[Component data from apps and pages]
[Start of Attachment]

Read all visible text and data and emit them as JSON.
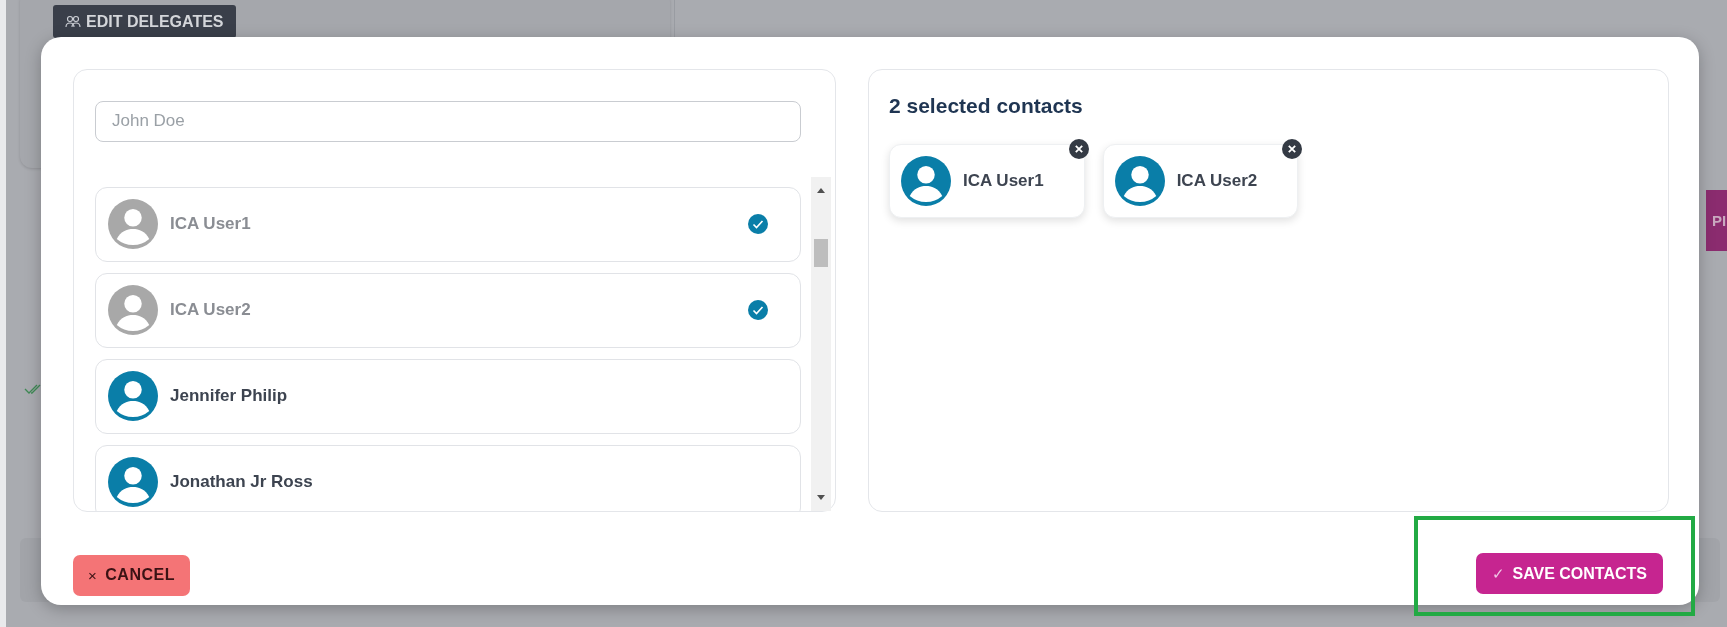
{
  "background_page": {
    "edit_button": {
      "label": "EDIT DELEGATES"
    },
    "side_button": {
      "label": "PI"
    }
  },
  "modal": {
    "search": {
      "placeholder": "John Doe"
    },
    "contacts": [
      {
        "name": "ICA User1",
        "selected": true
      },
      {
        "name": "ICA User2",
        "selected": true
      },
      {
        "name": "Jennifer Philip",
        "selected": false
      },
      {
        "name": "Jonathan Jr Ross",
        "selected": false
      }
    ],
    "selected_title": "2 selected contacts",
    "selected_contacts": [
      {
        "name": "ICA User1"
      },
      {
        "name": "ICA User2"
      }
    ],
    "cancel_button": {
      "icon": "×",
      "label": "CANCEL"
    },
    "save_button": {
      "icon": "✓",
      "label": "SAVE CONTACTS",
      "highlighted": true
    }
  }
}
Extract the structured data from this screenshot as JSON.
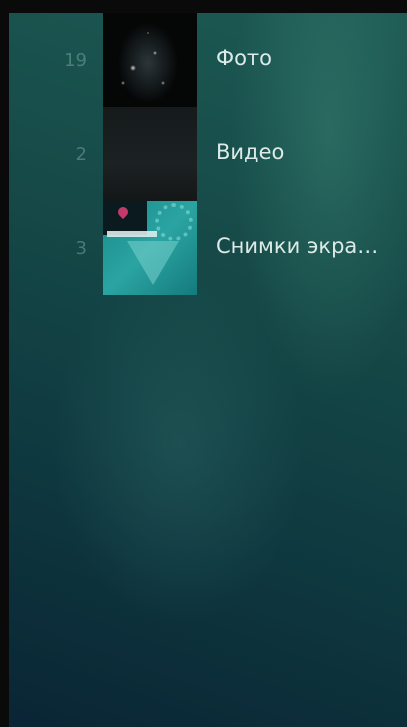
{
  "albums": [
    {
      "count": "19",
      "title": "Фото",
      "thumbnail": "photo-thumbnail"
    },
    {
      "count": "2",
      "title": "Видео",
      "thumbnail": "video-thumbnail"
    },
    {
      "count": "3",
      "title": "Снимки экра…",
      "thumbnail": "screenshots-thumbnail"
    }
  ],
  "colors": {
    "background_top": "#1d5a54",
    "background_bottom": "#0a2535",
    "title_text": "#dcebe8",
    "count_text": "#8cb4af"
  }
}
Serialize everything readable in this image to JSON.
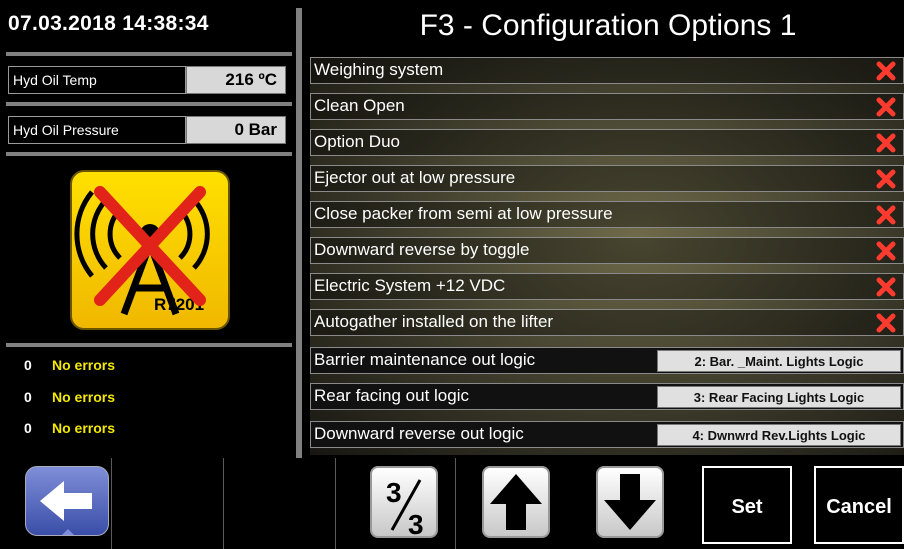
{
  "header": {
    "datetime": "07.03.2018  14:38:34",
    "title": "F3 - Configuration Options 1"
  },
  "readouts": [
    {
      "label": "Hyd Oil Temp",
      "value": "216 ºC"
    },
    {
      "label": "Hyd Oil Pressure",
      "value": "0 Bar"
    }
  ],
  "status_icon": {
    "name": "ar-antenna-disabled-icon",
    "label": "R7201",
    "letter": "A"
  },
  "errors": [
    {
      "count": "0",
      "text": "No errors"
    },
    {
      "count": "0",
      "text": "No errors"
    },
    {
      "count": "0",
      "text": "No errors"
    }
  ],
  "options": [
    {
      "label": "Weighing system",
      "state": "off"
    },
    {
      "label": "Clean Open",
      "state": "off"
    },
    {
      "label": "Option Duo",
      "state": "off"
    },
    {
      "label": "Ejector out at low pressure",
      "state": "off"
    },
    {
      "label": "Close packer from semi at low pressure",
      "state": "off"
    },
    {
      "label": "Downward reverse by toggle",
      "state": "off"
    },
    {
      "label": "Electric System +12 VDC",
      "state": "off"
    },
    {
      "label": "Autogather installed on the lifter",
      "state": "off"
    }
  ],
  "logic_options": [
    {
      "label": "Barrier maintenance out logic",
      "value": "2: Bar. _Maint. Lights Logic"
    },
    {
      "label": "Rear facing out logic",
      "value": "3: Rear Facing Lights Logic"
    },
    {
      "label": "Downward reverse out logic",
      "value": "4: Dwnwrd Rev.Lights Logic"
    }
  ],
  "toolbar": {
    "page_num": "3",
    "page_total": "3",
    "set_label": "Set",
    "cancel_label": "Cancel"
  },
  "colors": {
    "off_mark": "#ff3b2f",
    "accent_yellow": "#f2e800",
    "icon_bg": "#ffd800"
  }
}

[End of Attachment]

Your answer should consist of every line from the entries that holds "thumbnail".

      "thumbnail": "photo-thumbnail"
      "thumbnail": "video-thumbnail"
      "thumbnail": "screenshots-thumbnail"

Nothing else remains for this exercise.